From Barnabas Fund:
Iranian Christians rounded up in sweep of arrests across the country
The Iranian authorities are rounding up Christians across the country in a wave of arrests targeting ordinary church members – including a 78-year-old woman – and leaders.
|An Iranian Christian being baptised|
Since Christmas, security agents have conducted sweeps of house churches in Ahwaz, Shiraz, Esfahan, Tehran and Kermanshah. Some officially registered churches have been targeted too. Christians have also been seized in their homes and workplaces.
In one incident, 78-year-old Giti Hakimpour was arrested in a raid on her home in Esfahan at 6am on 22 February.
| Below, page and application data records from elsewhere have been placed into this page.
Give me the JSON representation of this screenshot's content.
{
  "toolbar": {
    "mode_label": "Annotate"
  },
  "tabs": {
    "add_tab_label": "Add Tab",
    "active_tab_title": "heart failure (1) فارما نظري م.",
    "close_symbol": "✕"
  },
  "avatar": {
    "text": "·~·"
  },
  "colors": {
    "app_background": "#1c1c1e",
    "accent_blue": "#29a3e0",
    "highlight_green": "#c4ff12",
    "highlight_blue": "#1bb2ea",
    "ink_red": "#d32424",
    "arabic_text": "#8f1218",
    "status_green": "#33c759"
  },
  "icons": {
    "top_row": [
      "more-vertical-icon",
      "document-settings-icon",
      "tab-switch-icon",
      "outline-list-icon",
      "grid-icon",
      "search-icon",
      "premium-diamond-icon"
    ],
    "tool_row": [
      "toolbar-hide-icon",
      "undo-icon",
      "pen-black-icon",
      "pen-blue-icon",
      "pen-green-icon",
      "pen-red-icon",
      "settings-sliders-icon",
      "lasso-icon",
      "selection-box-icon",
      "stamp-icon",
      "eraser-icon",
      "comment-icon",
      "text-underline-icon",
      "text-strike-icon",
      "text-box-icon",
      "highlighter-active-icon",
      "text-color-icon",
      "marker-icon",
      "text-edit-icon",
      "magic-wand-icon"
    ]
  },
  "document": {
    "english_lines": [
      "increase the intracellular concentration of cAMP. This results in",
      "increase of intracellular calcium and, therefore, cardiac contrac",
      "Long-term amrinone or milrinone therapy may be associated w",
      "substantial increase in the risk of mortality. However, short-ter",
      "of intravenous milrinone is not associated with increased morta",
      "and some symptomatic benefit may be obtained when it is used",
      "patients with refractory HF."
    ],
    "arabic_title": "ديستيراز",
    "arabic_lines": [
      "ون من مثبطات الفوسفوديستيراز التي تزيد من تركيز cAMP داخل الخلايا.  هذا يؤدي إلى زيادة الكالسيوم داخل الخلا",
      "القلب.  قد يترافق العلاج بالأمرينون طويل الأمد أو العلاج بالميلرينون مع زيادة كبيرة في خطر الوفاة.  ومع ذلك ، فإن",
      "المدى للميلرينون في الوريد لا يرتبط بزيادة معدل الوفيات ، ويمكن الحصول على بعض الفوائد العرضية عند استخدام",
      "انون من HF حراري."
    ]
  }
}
Officers searched the active church member’s apartment and confiscated some of her belongings. Giti, who had recently undergone knee replacement surgery, was not in good health; her doctor had ordered that she needed special care and should not be subjected to stress. Following persistent efforts from church leaders, Giti was released on 25 February.
Hekmat Salimi, the pastor of another church in Esfahan, was arrested on the same day as Giti. His home was ransacked by security agents, who seized his computer, books and other personal belongings.
Elsewhere, in Kermanshah, Masoud Delijani, a Christian convert from Islam, has been jailed for three years. He was charged with being a Christian, holding illegal house church gatherings, evangelising Muslims and action against national security. Masoud, a school teacher, was not given the opportunity to defend himself in court.
Following his arrest in March 2011, Masoud was held in custody, mostly in solitary confinement, for 114 days, during which he was subjected to severe mental and physical pressure before being temporarily released upon a bail payment of around US$100,000.
Entire congregations have been gathered up in some swoops. On 21 February, the authorities raided a house church in Kermanshah and arrested all 13 Christians who had gathered for worship. According to latest reports, three remain in custody.
This latest wave of arrests comes as Iran is under mounting international pressure over its nuclear programme. The country is on a collision course with the West, which is likely to make the Iranian authorities intensify their campaign against Christians, who are considered to be in allegiance with foreign powers because of their faith.
The authorities’ unrelenting efforts to quash the spread of the Gospel in the Islamic Republic of Iran are failing as the Church continues to grow rapidly. An Iranian Christian told Barnabas Fund:
I feel sorry for the Iranian authorities because they don’t realise that they’re up against the Holy Spirit.
Barnabas Fund supports a number of projects to help Iranian Christians. We cannot publicise specific details in case it puts them at risk.
Dr Patrick Sookhdeo, International Director of Barnabas Fund, said:
The authorities are turning the screw on our brothers and sisters in Iran and it appears that none of them, not even elderly church members, are safe from this campaign of intimidation and harassment. Those who are detained, and their families, often need practical assistance. As pressure on Iranian Christians intensifies, this need is growing, so I urge our supporters to give generously to this sensitive ministry.